### DATA TO EXAMINE
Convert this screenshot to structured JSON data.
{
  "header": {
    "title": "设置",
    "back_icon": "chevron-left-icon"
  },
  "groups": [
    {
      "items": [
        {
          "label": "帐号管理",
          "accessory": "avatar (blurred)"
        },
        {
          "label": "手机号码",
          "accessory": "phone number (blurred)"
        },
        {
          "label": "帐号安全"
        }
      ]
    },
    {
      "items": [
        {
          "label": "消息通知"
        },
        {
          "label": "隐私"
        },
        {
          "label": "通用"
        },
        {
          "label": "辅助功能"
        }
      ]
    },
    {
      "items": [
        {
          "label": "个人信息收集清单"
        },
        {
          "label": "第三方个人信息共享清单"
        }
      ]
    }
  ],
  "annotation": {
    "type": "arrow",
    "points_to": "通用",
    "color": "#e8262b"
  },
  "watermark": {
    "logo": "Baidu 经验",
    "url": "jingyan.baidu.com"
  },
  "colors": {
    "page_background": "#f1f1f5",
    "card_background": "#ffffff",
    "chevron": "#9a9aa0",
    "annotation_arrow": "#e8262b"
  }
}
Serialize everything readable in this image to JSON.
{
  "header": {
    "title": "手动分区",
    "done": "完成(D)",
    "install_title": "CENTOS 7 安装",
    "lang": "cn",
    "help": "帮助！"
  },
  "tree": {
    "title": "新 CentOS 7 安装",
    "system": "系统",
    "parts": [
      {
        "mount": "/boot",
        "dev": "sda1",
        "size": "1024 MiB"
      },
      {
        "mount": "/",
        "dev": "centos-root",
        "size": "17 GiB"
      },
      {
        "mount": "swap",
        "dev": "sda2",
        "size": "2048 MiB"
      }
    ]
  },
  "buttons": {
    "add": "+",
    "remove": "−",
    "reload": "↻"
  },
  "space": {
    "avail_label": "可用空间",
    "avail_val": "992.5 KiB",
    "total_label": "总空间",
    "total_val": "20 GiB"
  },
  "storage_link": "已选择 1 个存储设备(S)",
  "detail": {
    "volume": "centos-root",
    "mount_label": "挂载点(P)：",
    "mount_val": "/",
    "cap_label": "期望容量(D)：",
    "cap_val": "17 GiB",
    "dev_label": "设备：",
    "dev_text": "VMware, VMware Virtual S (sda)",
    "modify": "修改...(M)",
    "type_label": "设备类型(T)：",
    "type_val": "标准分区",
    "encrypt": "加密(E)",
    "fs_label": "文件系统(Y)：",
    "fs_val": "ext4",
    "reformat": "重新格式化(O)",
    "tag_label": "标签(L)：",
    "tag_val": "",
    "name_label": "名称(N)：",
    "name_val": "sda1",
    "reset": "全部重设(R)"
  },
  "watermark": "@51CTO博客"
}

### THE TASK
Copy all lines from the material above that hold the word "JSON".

### RESPONSE BELOW
Convert this screenshot to structured JSON data.
Serialize everything readable in this image to JSON.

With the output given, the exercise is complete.